A year-and-a-half of peace processes have not stopped South Sudan’s collapse.
Soldiers slaughter young boys, women are raped and millions have fled as ceasefires are ignored and the fighting continues.
An expanded mediation team from the regional body Igad and several other interested nations, known as Igad Plus, insists a permanent peace deal must be signed by 17 August.
But with time running out, the distance between the two sides appears to be wide. “The gap is too big,” one rebel official told me.
Here are five of the main obstacles to a lasting peace in South Sudan:
1. The two main rivals
Do the leaders realise or care how much the people are suffering? Are both sides prepared to make the necessary compromises to end the war?
Will a tougher stance from the US and regional leaders make a difference? What about the growing economic crisis?
It’s clear that many South Sudanese have grown frustrated with the inability of the leaders to make peace. Pressure is mounting though: President Obama and others have warned of tough measures if the 17 August deadline is missed, and South Sudan’s churches have called on Mr Kiir and Mr Machar to sign the latest peace proposal.

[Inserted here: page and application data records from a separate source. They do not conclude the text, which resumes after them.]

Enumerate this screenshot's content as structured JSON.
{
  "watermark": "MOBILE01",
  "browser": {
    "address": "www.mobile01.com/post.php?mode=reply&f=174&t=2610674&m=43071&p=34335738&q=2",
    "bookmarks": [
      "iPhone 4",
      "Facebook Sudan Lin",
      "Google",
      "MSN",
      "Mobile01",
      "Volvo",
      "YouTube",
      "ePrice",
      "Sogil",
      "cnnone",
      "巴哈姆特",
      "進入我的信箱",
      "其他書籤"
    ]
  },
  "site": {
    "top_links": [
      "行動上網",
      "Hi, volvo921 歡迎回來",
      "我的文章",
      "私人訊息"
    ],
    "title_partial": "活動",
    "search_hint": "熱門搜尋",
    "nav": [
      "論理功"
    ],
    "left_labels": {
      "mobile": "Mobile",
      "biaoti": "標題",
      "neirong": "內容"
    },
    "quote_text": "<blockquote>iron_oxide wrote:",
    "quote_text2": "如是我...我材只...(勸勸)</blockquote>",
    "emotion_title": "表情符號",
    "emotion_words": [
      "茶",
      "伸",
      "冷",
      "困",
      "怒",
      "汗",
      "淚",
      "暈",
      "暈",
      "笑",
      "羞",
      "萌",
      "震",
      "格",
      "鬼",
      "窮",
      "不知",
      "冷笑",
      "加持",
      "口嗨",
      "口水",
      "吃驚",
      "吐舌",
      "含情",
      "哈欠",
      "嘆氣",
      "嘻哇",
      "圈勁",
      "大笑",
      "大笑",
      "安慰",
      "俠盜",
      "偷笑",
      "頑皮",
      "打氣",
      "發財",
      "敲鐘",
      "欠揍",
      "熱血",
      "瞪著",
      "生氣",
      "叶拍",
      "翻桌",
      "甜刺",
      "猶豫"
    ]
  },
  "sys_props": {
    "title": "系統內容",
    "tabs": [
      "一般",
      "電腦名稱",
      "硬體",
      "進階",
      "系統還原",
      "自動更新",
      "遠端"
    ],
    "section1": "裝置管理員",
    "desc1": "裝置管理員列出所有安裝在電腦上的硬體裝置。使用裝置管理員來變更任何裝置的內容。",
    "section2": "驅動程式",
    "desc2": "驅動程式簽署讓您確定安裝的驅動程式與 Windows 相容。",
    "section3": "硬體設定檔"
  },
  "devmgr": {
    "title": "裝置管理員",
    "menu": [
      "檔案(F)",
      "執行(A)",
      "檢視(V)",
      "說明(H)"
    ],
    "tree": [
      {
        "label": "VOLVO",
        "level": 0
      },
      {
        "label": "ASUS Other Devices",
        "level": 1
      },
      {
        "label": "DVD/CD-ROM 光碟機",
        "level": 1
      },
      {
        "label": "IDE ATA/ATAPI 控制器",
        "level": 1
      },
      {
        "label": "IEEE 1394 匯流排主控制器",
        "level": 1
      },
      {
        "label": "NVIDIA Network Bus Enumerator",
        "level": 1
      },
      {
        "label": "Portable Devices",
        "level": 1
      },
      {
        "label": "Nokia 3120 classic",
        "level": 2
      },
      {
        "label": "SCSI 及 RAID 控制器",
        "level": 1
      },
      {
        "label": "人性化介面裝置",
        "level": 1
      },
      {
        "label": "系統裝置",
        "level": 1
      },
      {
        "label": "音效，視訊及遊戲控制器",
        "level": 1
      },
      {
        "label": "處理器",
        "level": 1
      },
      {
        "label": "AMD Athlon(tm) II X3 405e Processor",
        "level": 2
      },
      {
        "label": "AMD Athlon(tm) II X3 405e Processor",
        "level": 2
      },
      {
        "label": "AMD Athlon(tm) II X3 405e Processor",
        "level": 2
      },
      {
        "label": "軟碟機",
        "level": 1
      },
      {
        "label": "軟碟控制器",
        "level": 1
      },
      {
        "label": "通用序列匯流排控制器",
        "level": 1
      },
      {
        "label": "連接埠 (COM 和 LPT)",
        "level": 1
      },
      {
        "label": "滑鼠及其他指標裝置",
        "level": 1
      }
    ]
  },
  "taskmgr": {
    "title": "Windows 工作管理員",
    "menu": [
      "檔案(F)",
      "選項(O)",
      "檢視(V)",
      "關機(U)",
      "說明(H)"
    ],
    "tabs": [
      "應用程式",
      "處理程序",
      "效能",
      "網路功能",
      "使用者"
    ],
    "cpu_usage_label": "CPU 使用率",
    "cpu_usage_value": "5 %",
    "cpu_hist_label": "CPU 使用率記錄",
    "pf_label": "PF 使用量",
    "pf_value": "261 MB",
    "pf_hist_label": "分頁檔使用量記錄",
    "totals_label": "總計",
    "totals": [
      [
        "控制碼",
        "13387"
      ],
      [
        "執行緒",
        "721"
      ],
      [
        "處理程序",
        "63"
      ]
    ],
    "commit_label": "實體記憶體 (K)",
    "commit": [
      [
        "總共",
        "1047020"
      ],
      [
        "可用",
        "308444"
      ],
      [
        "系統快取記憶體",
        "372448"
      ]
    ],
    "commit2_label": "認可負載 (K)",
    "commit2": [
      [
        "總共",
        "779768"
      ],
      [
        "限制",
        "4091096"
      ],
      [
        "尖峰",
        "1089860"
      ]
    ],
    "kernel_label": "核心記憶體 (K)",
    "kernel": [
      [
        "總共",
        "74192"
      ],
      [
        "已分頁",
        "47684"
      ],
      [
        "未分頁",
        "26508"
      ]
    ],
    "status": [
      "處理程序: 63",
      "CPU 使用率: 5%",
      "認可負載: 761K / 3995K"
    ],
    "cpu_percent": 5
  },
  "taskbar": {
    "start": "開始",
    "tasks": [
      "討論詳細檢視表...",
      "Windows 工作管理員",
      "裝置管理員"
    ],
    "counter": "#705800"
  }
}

The Igad Plus peace proposal has been widely disseminated, in an effort to get some sort of momentum behind it.
However, even before these negotiations began the government and the rebels expressed reservations.
The government doesn’t like the idea of a neutral third force controlling an otherwise demilitarised capital, Juba, and rejects the plan to give the rebels de facto control of the three states most affected by conflict (which contain the lucrative oilfields).
The rebels want a dominant share in the national government, and a federal system.
South Sudanese civil society groups have also criticised the proposal for putting too much emphasis on power-sharing among the elite, rather than insisting on accountability and justice, or resolving underlying issues that caused the conflict.
The key is to see the Igad Plus proposal as a basis for negotiations, rather than a final document. Under regional and international pressure, some sort of peace agreement is possible.
At the moment, the government and the rebels are arguing over power-sharing arrangements, essentially fine-tuning a return to the status quo ante.
But if the root causes of the conflict aren’t resolved, it is difficult to see it bringing lasting peace.
3. South Sudan’s neighbours
Over the past 18 months, South Sudan’s neighbours have taken a leading role in mediating between the warring parties.
Yet this has been compromised by their own involvement in the conflict.
Uganda intervened militarily in support of President Kiir, to the frustration of the rebels. Sudan is allegedly providing logistics, weapons and bases to Mr Machar’s army.
Other countries are not implicated militarily in South Sudan, but have important economic interests there (Kenya) or wish to drive the mediation process (Ethiopia).
A satisfactory peace deal will mean finding agreement among all of South Sudan’s divided neighbours.
4. Rebel unity
Mr Machar’s rebel group was always an uneasy coalition of civilian militias and military units that defected from the national army, the SPLA.
The split announced this week by well-known generals including Peter Gadet and Gathoth Gatkuoth was no surprise: the men had been sidelined, in part because of their opposition to Mr Machar’s apparent willingness to consider a power-sharing deal.
There had always been concern about whether Mr Machar could bring all his movement with him. Now we are about to find out.
Two key questions here: do the generals have enough support on the ground to constitute a powerful military force of their own?
And will they receive the external military support they will need to flourish?
This would be most likely to come from Sudan, as Gen Gadet has fought for Khartoum several times in the past.
Another possibility is that hardliners in both Mr Kiir’s and Mr Machar’s camp could use the split as an excuse not to sign a peace deal.
5. Deepening ethnic animosity
Millions of South Sudanese have known hardly anything but war.
At the time of the united Sudan, the first north-south civil war lasted from 1955-1971, and the second was even longer (1983-2005).
After South Sudan’s independence in 2011, it wasn’t long before this new civil conflict erupted – in December 2013.
Tragically, war is part of life for many. South Sudan is a militarised society, where the military men run politics.
Those in command often have ethnic power bases, bringing an ethnic dimension to most conflicts.
The current war has deepened animosity between the Nuer and the Dinka, the country’s two biggest ethnic groups.
The picture is even more complicated than this: for example, many Bul Nuer (a Nuer sub-group) have fought for the government against the largely Nuer rebels, creating tensions within the Nuer.
In South Sudanese society, the culture of revenge is also prominent – a worrying ingredient in a conflict in which tens of thousands have been killed.
All these factors will be difficult to resolve, even if a peace deal is signed.
Nevertheless, the country has strong traditions of peace-making and reconciliation, often through the chiefs or the church.
Their best efforts will be needed if a lasting peace is to be achieved.
Copyright: BBC News 2015